[EXTRACTED ENTRIES]
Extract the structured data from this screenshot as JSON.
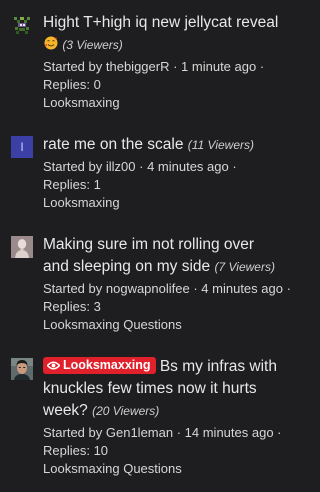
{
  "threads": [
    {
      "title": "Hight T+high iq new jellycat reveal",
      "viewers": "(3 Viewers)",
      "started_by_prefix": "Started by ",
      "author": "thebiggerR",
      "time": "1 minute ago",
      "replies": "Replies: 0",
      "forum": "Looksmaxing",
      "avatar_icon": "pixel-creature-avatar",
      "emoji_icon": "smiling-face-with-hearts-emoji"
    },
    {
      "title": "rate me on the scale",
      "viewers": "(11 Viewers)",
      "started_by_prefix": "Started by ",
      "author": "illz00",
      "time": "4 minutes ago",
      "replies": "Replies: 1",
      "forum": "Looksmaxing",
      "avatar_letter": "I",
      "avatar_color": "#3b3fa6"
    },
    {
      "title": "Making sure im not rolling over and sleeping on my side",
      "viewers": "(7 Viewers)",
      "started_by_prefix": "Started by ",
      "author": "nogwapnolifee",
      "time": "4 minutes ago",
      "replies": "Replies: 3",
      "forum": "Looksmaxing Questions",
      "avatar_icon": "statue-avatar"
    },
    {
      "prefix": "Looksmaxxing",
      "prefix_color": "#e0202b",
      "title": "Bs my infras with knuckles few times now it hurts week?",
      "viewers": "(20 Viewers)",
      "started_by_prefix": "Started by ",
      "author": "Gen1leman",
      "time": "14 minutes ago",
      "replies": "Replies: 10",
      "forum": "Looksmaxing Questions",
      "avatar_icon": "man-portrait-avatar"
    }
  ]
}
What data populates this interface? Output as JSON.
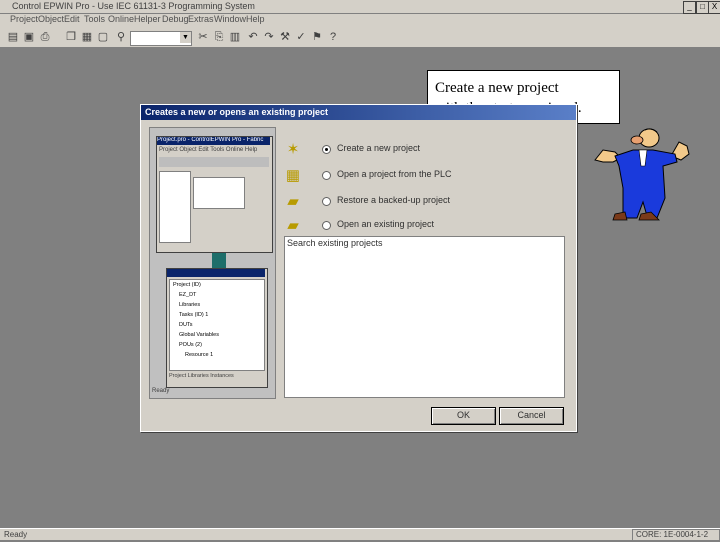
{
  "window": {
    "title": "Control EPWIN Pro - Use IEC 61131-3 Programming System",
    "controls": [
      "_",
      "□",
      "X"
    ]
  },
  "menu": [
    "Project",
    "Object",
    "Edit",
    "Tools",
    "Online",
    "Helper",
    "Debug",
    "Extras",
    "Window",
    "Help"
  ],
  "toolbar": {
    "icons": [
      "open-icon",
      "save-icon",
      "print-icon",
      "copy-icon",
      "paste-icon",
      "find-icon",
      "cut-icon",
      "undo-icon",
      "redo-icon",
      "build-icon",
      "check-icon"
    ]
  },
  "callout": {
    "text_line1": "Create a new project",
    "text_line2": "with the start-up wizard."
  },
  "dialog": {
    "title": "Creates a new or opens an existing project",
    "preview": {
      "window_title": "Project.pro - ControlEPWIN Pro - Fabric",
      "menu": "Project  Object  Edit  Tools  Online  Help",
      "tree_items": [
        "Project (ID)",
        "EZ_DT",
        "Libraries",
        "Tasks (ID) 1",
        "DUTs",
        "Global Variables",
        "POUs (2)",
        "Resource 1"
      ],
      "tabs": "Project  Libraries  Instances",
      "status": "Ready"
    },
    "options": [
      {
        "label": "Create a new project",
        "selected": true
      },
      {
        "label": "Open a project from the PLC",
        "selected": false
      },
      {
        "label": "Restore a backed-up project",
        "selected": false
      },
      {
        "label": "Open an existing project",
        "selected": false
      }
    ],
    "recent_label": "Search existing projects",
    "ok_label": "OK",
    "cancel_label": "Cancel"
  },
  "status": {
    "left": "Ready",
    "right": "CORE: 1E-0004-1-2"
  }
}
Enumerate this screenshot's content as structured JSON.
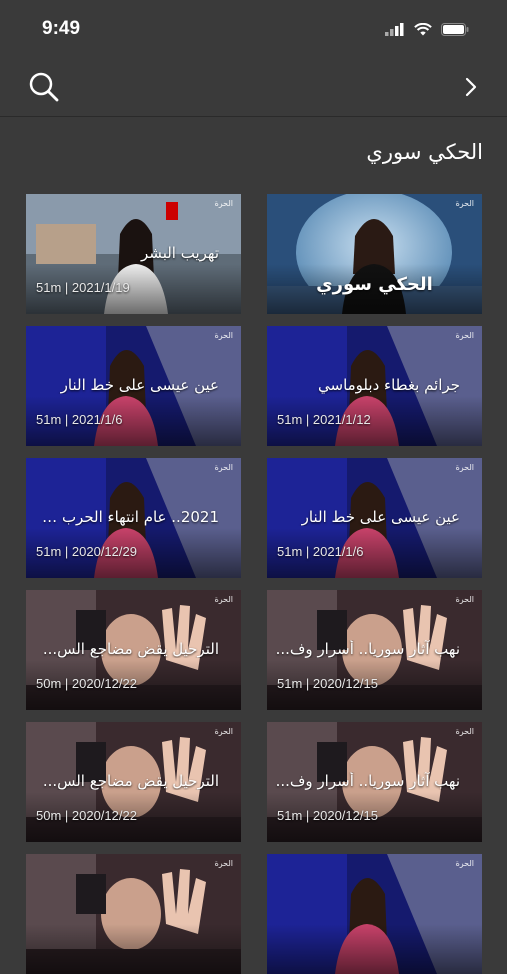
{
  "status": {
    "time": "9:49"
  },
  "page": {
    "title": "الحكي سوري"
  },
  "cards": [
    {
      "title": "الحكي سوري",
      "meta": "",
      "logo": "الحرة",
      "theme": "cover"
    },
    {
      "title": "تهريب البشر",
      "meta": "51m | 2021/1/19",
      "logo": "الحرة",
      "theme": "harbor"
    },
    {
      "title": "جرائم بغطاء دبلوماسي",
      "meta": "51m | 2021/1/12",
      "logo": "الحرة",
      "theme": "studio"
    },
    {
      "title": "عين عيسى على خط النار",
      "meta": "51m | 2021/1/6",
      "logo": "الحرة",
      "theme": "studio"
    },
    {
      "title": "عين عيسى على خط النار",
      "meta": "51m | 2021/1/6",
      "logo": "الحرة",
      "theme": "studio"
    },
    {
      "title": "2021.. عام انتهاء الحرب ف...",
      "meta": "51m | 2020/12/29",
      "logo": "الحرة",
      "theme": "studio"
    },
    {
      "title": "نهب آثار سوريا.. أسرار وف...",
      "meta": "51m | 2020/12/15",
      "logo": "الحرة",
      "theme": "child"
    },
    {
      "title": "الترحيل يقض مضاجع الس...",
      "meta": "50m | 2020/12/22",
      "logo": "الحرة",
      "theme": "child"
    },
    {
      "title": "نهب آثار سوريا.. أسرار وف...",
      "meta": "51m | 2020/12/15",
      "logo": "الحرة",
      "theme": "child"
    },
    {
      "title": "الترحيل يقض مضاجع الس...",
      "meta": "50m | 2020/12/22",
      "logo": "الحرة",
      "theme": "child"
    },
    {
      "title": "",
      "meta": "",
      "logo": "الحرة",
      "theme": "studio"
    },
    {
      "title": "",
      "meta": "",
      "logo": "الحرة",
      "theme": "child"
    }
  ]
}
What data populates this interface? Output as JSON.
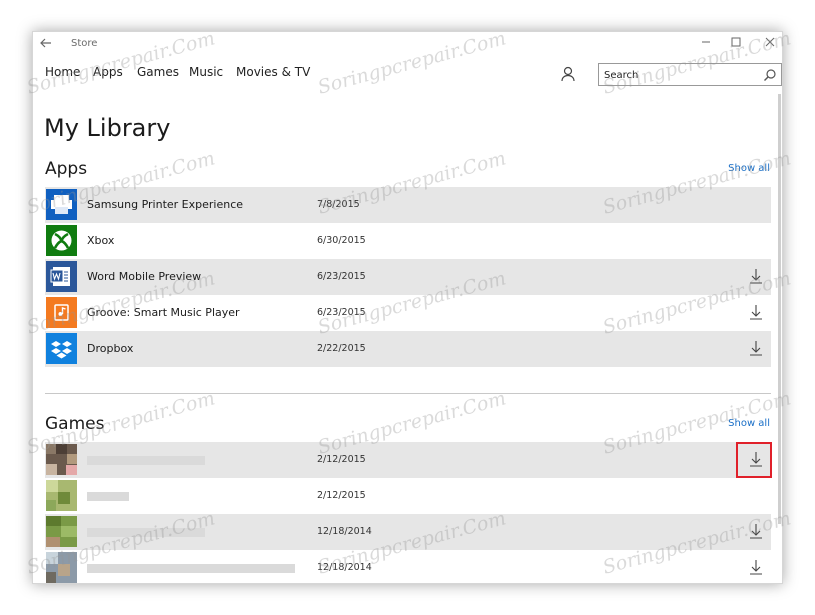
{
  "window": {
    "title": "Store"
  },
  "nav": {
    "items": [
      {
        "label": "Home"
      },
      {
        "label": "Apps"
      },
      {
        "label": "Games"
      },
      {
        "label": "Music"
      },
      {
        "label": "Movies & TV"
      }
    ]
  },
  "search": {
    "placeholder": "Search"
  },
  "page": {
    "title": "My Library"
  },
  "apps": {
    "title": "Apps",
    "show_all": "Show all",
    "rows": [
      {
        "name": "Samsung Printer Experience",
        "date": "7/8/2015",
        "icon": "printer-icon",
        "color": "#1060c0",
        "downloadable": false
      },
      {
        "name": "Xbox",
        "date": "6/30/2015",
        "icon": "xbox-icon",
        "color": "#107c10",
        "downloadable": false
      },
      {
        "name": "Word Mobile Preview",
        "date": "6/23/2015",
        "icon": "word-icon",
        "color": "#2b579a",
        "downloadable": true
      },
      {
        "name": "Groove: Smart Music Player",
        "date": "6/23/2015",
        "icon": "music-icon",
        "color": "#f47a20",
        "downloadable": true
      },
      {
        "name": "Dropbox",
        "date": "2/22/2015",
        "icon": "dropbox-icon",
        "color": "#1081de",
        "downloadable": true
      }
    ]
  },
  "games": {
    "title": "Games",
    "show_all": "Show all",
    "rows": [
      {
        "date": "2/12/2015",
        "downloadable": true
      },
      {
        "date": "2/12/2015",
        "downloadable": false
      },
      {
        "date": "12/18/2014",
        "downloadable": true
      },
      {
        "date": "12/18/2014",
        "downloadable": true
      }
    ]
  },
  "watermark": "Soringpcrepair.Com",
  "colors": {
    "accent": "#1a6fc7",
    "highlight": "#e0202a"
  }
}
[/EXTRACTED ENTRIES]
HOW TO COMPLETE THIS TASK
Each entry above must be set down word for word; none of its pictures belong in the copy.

ANSWER FOR THE TASK
Extract the structured data from this screenshot as JSON.
{
  "threads": [
    {
      "title": "Hight T+high iq new jellycat reveal",
      "viewers": "(3 Viewers)",
      "started_by_prefix": "Started by ",
      "author": "thebiggerR",
      "time": "1 minute ago",
      "replies": "Replies: 0",
      "forum": "Looksmaxing",
      "avatar_icon": "pixel-creature-avatar",
      "emoji_icon": "smiling-face-with-hearts-emoji"
    },
    {
      "title": "rate me on the scale",
      "viewers": "(11 Viewers)",
      "started_by_prefix": "Started by ",
      "author": "illz00",
      "time": "4 minutes ago",
      "replies": "Replies: 1",
      "forum": "Looksmaxing",
      "avatar_letter": "I",
      "avatar_color": "#3b3fa6"
    },
    {
      "title": "Making sure im not rolling over and sleeping on my side",
      "viewers": "(7 Viewers)",
      "started_by_prefix": "Started by ",
      "author": "nogwapnolifee",
      "time": "4 minutes ago",
      "replies": "Replies: 3",
      "forum": "Looksmaxing Questions",
      "avatar_icon": "statue-avatar"
    },
    {
      "prefix": "Looksmaxxing",
      "prefix_color": "#e0202b",
      "title": "Bs my infras with knuckles few times now it hurts week?",
      "viewers": "(20 Viewers)",
      "started_by_prefix": "Started by ",
      "author": "Gen1leman",
      "time": "14 minutes ago",
      "replies": "Replies: 10",
      "forum": "Looksmaxing Questions",
      "avatar_icon": "man-portrait-avatar"
    }
  ]
}
What data populates this interface? Output as JSON.
{
  "window": {
    "title": "Control EPWIN Pro - Use IEC 61131-3 Programming System",
    "controls": [
      "_",
      "□",
      "X"
    ]
  },
  "menu": [
    "Project",
    "Object",
    "Edit",
    "Tools",
    "Online",
    "Helper",
    "Debug",
    "Extras",
    "Window",
    "Help"
  ],
  "toolbar": {
    "icons": [
      "open-icon",
      "save-icon",
      "print-icon",
      "copy-icon",
      "paste-icon",
      "find-icon",
      "cut-icon",
      "undo-icon",
      "redo-icon",
      "build-icon",
      "check-icon"
    ]
  },
  "callout": {
    "text_line1": "Create a new project",
    "text_line2": "with the start-up wizard."
  },
  "dialog": {
    "title": "Creates a new or opens an existing project",
    "preview": {
      "window_title": "Project.pro - ControlEPWIN Pro - Fabric",
      "menu": "Project  Object  Edit  Tools  Online  Help",
      "tree_items": [
        "Project (ID)",
        "EZ_DT",
        "Libraries",
        "Tasks (ID) 1",
        "DUTs",
        "Global Variables",
        "POUs (2)",
        "Resource 1"
      ],
      "tabs": "Project  Libraries  Instances",
      "status": "Ready"
    },
    "options": [
      {
        "label": "Create a new project",
        "selected": true
      },
      {
        "label": "Open a project from the PLC",
        "selected": false
      },
      {
        "label": "Restore a backed-up project",
        "selected": false
      },
      {
        "label": "Open an existing project",
        "selected": false
      }
    ],
    "recent_label": "Search existing projects",
    "ok_label": "OK",
    "cancel_label": "Cancel"
  },
  "status": {
    "left": "Ready",
    "right": "CORE: 1E-0004-1-2"
  }
}
Enumerate this screenshot's content as structured JSON.
{
  "status": {
    "time": "9:49"
  },
  "page": {
    "title": "الحكي سوري"
  },
  "cards": [
    {
      "title": "الحكي سوري",
      "meta": "",
      "logo": "الحرة",
      "theme": "cover"
    },
    {
      "title": "تهريب البشر",
      "meta": "51m | 2021/1/19",
      "logo": "الحرة",
      "theme": "harbor"
    },
    {
      "title": "جرائم بغطاء دبلوماسي",
      "meta": "51m | 2021/1/12",
      "logo": "الحرة",
      "theme": "studio"
    },
    {
      "title": "عين عيسى على خط النار",
      "meta": "51m | 2021/1/6",
      "logo": "الحرة",
      "theme": "studio"
    },
    {
      "title": "عين عيسى على خط النار",
      "meta": "51m | 2021/1/6",
      "logo": "الحرة",
      "theme": "studio"
    },
    {
      "title": "2021.. عام انتهاء الحرب ف...",
      "meta": "51m | 2020/12/29",
      "logo": "الحرة",
      "theme": "studio"
    },
    {
      "title": "نهب آثار سوريا.. أسرار وف...",
      "meta": "51m | 2020/12/15",
      "logo": "الحرة",
      "theme": "child"
    },
    {
      "title": "الترحيل يقض مضاجع الس...",
      "meta": "50m | 2020/12/22",
      "logo": "الحرة",
      "theme": "child"
    },
    {
      "title": "نهب آثار سوريا.. أسرار وف...",
      "meta": "51m | 2020/12/15",
      "logo": "الحرة",
      "theme": "child"
    },
    {
      "title": "الترحيل يقض مضاجع الس...",
      "meta": "50m | 2020/12/22",
      "logo": "الحرة",
      "theme": "child"
    },
    {
      "title": "",
      "meta": "",
      "logo": "الحرة",
      "theme": "studio"
    },
    {
      "title": "",
      "meta": "",
      "logo": "الحرة",
      "theme": "child"
    }
  ]
}
What data populates this interface? Output as JSON.
{
  "window": {
    "title": "Store"
  },
  "nav": {
    "items": [
      {
        "label": "Home"
      },
      {
        "label": "Apps"
      },
      {
        "label": "Games"
      },
      {
        "label": "Music"
      },
      {
        "label": "Movies & TV"
      }
    ]
  },
  "search": {
    "placeholder": "Search"
  },
  "page": {
    "title": "My Library"
  },
  "apps": {
    "title": "Apps",
    "show_all": "Show all",
    "rows": [
      {
        "name": "Samsung Printer Experience",
        "date": "7/8/2015",
        "icon": "printer-icon",
        "color": "#1060c0",
        "downloadable": false
      },
      {
        "name": "Xbox",
        "date": "6/30/2015",
        "icon": "xbox-icon",
        "color": "#107c10",
        "downloadable": false
      },
      {
        "name": "Word Mobile Preview",
        "date": "6/23/2015",
        "icon": "word-icon",
        "color": "#2b579a",
        "downloadable": true
      },
      {
        "name": "Groove: Smart Music Player",
        "date": "6/23/2015",
        "icon": "music-icon",
        "color": "#f47a20",
        "downloadable": true
      },
      {
        "name": "Dropbox",
        "date": "2/22/2015",
        "icon": "dropbox-icon",
        "color": "#1081de",
        "downloadable": true
      }
    ]
  },
  "games": {
    "title": "Games",
    "show_all": "Show all",
    "rows": [
      {
        "date": "2/12/2015",
        "downloadable": true
      },
      {
        "date": "2/12/2015",
        "downloadable": false
      },
      {
        "date": "12/18/2014",
        "downloadable": true
      },
      {
        "date": "12/18/2014",
        "downloadable": true
      }
    ]
  },
  "watermark": "Soringpcrepair.Com",
  "colors": {
    "accent": "#1a6fc7",
    "highlight": "#e0202a"
  }
}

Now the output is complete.